Stereolab, Mars Audiac Quintet
A more nuanced portrait of pop's most famous Marxists
For anyone who thought that Stereolab's Space Age Bachelor Pad Music was an ironic exercise in retro futurism, 1994's Mars Audiac Quintet offred a far more nuanced portrait of the band: as Marxists who believed that pop music need not be an opiate of the masses, humanists who weren't afraid of technology, clear-eyed Utopians with a thing for 20th Century kitsch. The opening three-song stretch of "Three-Dee Melodie," "Wow and Flutter" and "Transona Five" offers a clean, potent distillation of the band's songwriting and arrangements, a deliberate motorik pulse underpinning interwoven organ and guitar and vocal counterpoints cycling gracefully above. That style defines the bulk of the album, including the live staple "Nihilist Assault Group," the French-language dance-party jam "L'Enfer Des Formes" and "Ping Pong," whose simple, ascending/descending chord progressions give way to an explosion of horns, flutes and a chorus that will stop you dead in your tracks. The band uses the album's generous length to stretch out and explore slower tempos and more intimate arrangements on songs like "Des Etoiles Electroniques" and "Three Longers Later."

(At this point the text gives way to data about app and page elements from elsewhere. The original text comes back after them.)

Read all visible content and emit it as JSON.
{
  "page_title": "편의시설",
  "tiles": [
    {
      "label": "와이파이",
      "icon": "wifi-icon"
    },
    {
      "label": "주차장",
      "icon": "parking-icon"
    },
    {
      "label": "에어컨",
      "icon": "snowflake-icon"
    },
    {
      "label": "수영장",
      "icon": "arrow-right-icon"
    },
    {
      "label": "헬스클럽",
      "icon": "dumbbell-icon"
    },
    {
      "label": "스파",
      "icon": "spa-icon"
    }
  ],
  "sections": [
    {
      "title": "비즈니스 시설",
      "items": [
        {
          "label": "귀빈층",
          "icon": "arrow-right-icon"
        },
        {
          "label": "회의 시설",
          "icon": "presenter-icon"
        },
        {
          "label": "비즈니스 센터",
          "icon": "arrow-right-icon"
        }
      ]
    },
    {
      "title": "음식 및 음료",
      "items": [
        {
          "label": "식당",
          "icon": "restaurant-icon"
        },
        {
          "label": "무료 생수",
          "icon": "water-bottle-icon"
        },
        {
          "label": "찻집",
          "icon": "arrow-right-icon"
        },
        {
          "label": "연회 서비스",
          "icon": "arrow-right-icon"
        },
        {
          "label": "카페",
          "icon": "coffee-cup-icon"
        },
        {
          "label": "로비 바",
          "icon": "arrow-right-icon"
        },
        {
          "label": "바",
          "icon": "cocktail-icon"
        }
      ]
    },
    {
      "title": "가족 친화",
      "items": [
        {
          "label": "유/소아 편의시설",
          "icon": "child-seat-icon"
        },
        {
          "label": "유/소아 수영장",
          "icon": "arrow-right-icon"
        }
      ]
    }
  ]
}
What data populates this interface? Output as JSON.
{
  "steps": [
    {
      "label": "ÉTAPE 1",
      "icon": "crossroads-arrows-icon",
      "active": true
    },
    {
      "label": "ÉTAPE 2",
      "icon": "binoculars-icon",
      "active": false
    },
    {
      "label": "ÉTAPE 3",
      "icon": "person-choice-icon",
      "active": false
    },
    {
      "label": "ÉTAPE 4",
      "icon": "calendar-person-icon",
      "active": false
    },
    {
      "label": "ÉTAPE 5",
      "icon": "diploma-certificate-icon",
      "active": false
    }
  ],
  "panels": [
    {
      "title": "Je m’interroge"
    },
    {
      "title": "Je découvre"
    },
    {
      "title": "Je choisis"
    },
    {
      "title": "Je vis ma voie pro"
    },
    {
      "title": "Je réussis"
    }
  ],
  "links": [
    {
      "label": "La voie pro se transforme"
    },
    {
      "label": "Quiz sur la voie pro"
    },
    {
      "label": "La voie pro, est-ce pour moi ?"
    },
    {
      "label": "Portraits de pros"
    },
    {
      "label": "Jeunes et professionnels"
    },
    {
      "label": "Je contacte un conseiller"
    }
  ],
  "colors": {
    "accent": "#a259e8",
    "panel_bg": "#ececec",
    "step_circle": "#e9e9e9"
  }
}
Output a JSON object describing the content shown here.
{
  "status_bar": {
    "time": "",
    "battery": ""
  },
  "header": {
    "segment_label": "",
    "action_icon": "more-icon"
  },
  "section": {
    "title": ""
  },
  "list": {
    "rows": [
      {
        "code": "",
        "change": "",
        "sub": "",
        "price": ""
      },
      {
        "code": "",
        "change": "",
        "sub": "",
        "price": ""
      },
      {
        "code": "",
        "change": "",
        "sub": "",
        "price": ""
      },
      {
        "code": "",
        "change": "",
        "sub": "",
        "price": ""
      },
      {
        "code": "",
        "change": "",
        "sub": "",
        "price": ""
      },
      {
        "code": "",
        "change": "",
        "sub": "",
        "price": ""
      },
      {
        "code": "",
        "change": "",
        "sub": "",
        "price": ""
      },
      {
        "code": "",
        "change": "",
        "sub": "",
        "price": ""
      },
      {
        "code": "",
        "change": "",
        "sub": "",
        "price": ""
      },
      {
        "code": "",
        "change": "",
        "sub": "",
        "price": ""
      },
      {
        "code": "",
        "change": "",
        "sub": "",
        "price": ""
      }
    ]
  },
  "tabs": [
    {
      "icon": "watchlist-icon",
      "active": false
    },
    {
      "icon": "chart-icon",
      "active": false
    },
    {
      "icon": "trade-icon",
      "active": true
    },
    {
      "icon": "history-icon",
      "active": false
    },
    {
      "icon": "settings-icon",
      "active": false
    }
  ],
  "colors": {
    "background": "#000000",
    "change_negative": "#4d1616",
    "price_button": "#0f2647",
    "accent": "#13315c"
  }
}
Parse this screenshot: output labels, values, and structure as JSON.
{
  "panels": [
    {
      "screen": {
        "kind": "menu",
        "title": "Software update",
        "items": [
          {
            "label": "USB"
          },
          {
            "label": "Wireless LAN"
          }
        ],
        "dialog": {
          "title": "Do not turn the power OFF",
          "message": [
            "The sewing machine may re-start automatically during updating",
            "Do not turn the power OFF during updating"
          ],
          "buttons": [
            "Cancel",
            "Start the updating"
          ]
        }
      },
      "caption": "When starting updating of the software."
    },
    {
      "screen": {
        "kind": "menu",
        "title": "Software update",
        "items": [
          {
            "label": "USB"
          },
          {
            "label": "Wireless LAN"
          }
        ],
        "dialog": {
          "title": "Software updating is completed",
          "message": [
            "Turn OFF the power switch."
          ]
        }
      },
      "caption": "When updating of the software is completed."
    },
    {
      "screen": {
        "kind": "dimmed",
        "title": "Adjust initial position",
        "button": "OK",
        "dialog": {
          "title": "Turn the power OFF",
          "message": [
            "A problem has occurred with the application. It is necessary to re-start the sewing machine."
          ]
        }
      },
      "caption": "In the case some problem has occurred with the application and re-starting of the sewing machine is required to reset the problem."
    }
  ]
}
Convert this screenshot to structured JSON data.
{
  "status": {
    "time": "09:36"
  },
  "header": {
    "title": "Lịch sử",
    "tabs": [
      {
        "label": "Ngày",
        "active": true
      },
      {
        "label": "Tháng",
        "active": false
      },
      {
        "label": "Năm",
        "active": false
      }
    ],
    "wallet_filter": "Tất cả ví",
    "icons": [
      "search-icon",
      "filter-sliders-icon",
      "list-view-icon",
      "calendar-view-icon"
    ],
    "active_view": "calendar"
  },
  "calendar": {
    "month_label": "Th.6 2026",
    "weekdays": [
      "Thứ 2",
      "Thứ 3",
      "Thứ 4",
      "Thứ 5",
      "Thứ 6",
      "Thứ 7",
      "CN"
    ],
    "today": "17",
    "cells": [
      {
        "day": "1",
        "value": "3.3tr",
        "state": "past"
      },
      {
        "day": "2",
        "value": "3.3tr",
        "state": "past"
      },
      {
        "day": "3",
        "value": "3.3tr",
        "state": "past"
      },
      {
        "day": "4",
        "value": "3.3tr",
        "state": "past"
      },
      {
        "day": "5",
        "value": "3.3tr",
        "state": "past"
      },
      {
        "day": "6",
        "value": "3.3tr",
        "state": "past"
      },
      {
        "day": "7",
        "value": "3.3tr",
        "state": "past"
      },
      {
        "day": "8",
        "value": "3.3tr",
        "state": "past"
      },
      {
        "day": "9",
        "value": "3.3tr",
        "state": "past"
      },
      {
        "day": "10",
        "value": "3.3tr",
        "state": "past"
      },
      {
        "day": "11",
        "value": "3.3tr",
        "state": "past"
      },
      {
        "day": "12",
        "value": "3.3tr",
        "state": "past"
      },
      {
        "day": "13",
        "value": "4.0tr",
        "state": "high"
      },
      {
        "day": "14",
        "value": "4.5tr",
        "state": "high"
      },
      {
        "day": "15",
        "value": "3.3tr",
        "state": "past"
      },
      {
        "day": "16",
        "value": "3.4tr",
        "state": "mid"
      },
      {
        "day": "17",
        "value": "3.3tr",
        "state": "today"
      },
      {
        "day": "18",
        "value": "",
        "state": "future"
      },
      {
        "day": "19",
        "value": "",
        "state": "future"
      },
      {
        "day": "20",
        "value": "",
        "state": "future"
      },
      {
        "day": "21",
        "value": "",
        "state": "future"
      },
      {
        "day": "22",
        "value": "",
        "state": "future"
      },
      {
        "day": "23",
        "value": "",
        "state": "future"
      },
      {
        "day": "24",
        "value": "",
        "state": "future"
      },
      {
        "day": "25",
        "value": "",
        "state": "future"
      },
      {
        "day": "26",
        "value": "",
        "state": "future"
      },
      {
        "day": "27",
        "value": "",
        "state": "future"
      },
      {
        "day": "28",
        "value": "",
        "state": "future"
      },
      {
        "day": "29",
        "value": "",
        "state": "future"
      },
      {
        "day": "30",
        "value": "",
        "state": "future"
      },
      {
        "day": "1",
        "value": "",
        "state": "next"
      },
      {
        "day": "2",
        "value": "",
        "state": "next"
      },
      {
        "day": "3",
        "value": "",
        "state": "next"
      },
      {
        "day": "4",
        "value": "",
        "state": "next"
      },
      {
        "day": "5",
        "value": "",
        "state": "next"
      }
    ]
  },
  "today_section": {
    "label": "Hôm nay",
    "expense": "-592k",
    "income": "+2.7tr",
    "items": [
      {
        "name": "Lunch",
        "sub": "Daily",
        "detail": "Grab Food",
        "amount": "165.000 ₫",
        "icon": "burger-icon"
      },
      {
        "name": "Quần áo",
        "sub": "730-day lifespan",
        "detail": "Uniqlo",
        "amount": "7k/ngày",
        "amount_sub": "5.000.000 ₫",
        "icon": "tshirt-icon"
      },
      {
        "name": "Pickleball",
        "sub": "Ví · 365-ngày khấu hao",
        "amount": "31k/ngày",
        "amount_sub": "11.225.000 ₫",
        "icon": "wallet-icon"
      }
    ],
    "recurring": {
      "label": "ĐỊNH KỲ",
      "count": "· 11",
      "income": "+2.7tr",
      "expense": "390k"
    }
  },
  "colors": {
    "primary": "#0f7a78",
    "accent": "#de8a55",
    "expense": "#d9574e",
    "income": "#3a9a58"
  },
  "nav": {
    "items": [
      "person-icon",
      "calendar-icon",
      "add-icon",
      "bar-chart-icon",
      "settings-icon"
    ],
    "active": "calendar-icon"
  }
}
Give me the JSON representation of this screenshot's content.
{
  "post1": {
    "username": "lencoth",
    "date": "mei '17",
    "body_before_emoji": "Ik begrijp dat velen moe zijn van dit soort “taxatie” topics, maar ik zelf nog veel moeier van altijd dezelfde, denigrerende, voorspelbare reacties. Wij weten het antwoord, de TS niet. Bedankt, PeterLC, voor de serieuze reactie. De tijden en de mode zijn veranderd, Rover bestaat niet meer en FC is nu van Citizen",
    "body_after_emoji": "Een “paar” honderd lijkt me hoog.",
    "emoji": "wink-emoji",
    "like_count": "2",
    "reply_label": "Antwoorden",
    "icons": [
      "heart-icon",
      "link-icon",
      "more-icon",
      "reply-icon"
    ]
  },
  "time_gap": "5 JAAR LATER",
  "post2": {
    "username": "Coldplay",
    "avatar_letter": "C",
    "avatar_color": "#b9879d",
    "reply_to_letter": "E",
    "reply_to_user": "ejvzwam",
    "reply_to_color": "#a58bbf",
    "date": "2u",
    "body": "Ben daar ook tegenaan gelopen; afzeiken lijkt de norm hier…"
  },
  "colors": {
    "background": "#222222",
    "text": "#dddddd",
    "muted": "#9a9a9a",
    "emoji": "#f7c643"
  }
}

But the sonics and the songwriting are only half the equation: Stereolab reveal themselves to be one of pop's most surprisingly political acts. While the music's repetitive nature lulls you into a sort of groovily receptive state, sweet voices spool off agitprop prose-poems that address war and economics, as though appropriating Walter Benjamin's "Angel of History" in the service of pop music (and putting pop music in the service of revolutionary change). An emphasis on political cycles feeds back into the cycling nature of the music itself, a set of never-ending, ever-growing loops upon loops that recalls both Steve Reich and Medieval polyphony, looking to a better future by harnessing the resources of the distant past.